Another reason to keep a current Kitchen Sink Resume relates to your potential for applying for desirable federal jobs. You may be aware that any job requiring security clearances will require you to supply the nitty-gritty details of all jobs you’ve ever had, including:
- exact dates of your employment
- name/address of the employer
- your direct manager
- manager's phone and email
- employer's Website
These days, that level of detail in employment information is necessary for most federal jobs, and now for many state, county, and municipal jobs, even if you know the manager is no longer there, or the employer was bought out by another company, or went bust.
An important element of tightly focused resumes involves matching your keywords to those in the job description (industry vocabulary). Having a complete description of your past experience handy offers a wider choice of word matches and gives you a greater chance of getting your focused resume through the job-application keyword filters. If you keep files of earlier focused resumes, you’ll have an even greater selection of word matches to use in building future resumes.
6. Interview Preparation.
If you expand this “resume” file to include actual examples of your good work, you can call it a career portfolio.

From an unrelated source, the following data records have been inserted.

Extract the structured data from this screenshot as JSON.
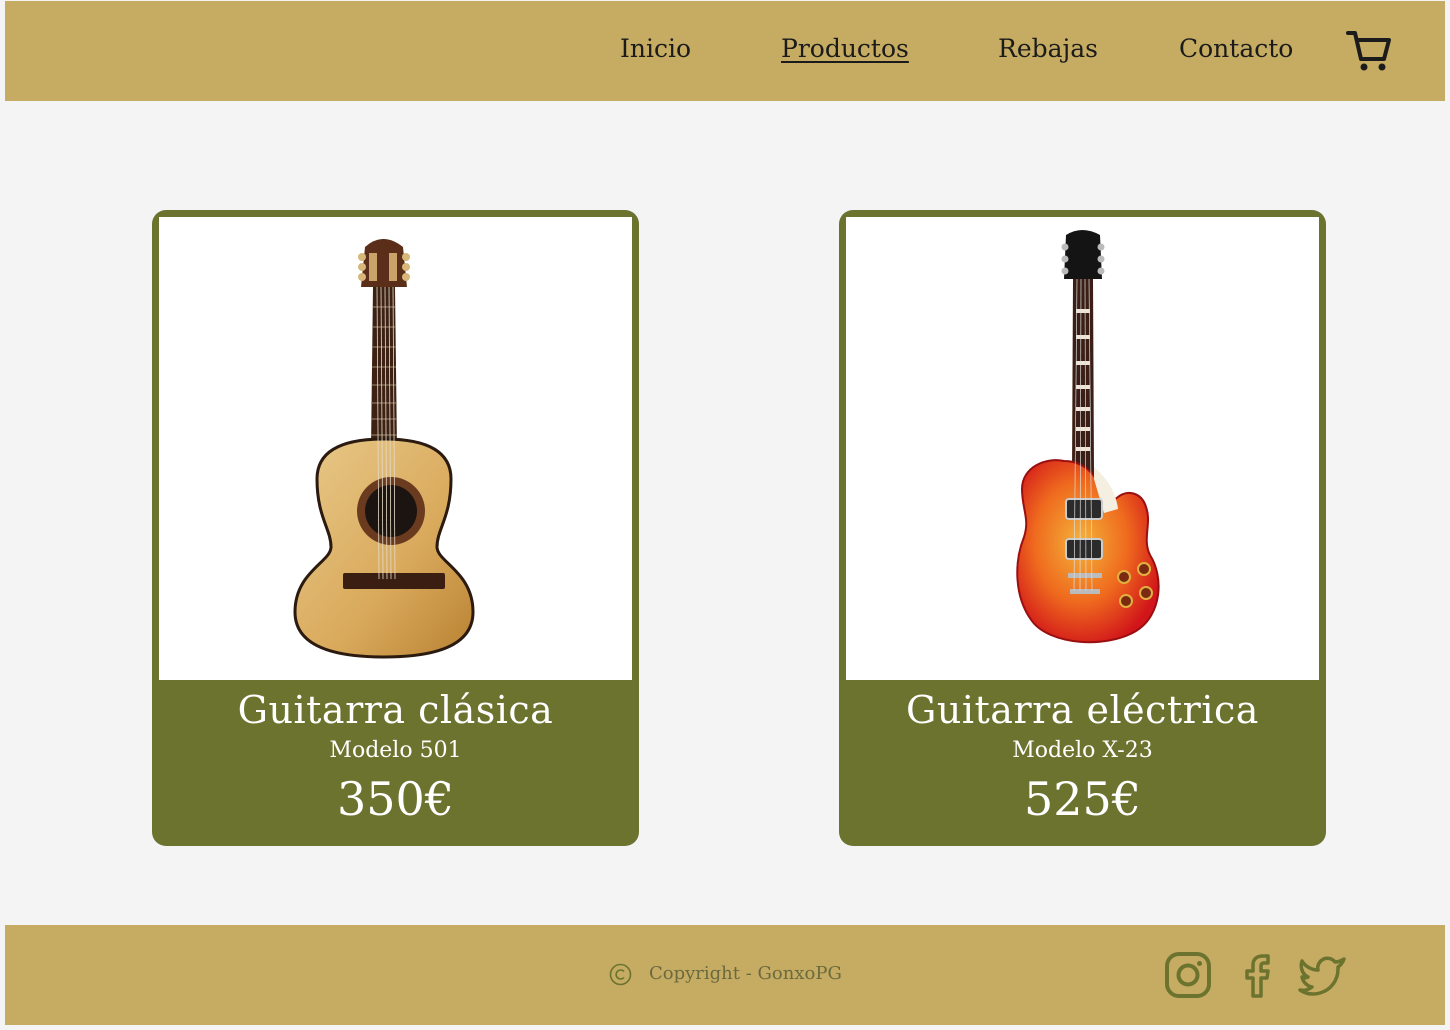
{
  "nav": {
    "items": [
      {
        "label": "Inicio"
      },
      {
        "label": "Productos",
        "active": true
      },
      {
        "label": "Rebajas"
      },
      {
        "label": "Contacto"
      }
    ],
    "cart_icon": "cart-icon"
  },
  "products": [
    {
      "name": "Guitarra clásica",
      "model": "Modelo 501",
      "price": "350€",
      "image": "classical-guitar"
    },
    {
      "name": "Guitarra eléctrica",
      "model": "Modelo X-23",
      "price": "525€",
      "image": "electric-guitar"
    }
  ],
  "footer": {
    "copyright": "Copyright - GonxoPG",
    "social": [
      "instagram-icon",
      "facebook-icon",
      "twitter-icon"
    ]
  },
  "colors": {
    "header_bg": "#c6ac62",
    "card_bg": "#6b732e",
    "page_bg": "#f4f4f4",
    "icon": "#6b732e"
  }
}
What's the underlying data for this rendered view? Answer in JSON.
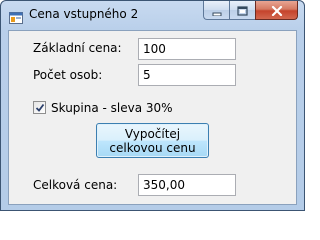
{
  "window": {
    "title": "Cena vstupného 2",
    "icon": "form-icon"
  },
  "caption": {
    "minimize_icon": "minimize-icon",
    "maximize_icon": "maximize-icon",
    "close_icon": "close-icon"
  },
  "form": {
    "base_price_label": "Základní cena:",
    "base_price_value": "100",
    "persons_label": "Počet osob:",
    "persons_value": "5",
    "group_checkbox_label": "Skupina - sleva 30%",
    "group_checked": true,
    "calculate_button": "Vypočítej celkovou cenu",
    "total_label": "Celková cena:",
    "total_value": "350,00"
  },
  "colors": {
    "accent": "#3c7fb1",
    "window_frame": "#b9cfea",
    "close_button": "#c5432c"
  }
}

The addition of actual writing samples, of posters about your presentations or class listings, and so on, can give evidence of your skills, abilities and knowledge that you can take with you to job interviews, to demonstrate how your past experiences will help you to do great work in the job you’re interviewing for.
If you ever reach a career pinnacle that allows you the opportunity to have your resume written by a professional resume writer, this collection of information will be worth more than whatever you pay for it. The resume writer will have every bit of information needed to quickly develop a dynamite resume for you.
A lifelong collection of your skills, abilities, and accomplishments can be a great attitude adjuster when you’re down on yourself.
You say, “But a resume like that could be 20 pages long and a career portfolio could take up boxes of stuff!” Yes, that’s true, but so much of what we produce these days either is already (or can be) converted into electronic files. Those who retain no paper files, or live in fear of losing electronic files on a computer, could store them on free websites. (For example, Google and Microsoft offer various kinds of free electronic storage and there are hundreds of free-storage websites based on wiki platforms.)
Yes, it’s a lot of work initially, but if you have “everything but the kitchen sink” in a resume file, you’ll be able to quickly customize a targeted resume, complete with all of your relevant skills and experience, when you find that next great job opportunity.
© Copyright, 2010, Kate Duttro. All rights reserved. Used with Permission.
Job-Hunt's Academic Careers expert Kate Duttro is a career strategist, coach, and instigator. She writes the Career Change for Academics Blog, for current and recovering academics, and other smart cookies. For more than 10 years, she has provided career services at the University of Washington, where she has counseled, taught classes and workshops, and dug out information for thousands of undergrads, grad students, post docs and alumni in all phases of career development. Holding several degrees, including a PhD in anthropology, Kate has also earned many professional certifications in the field of career coaching.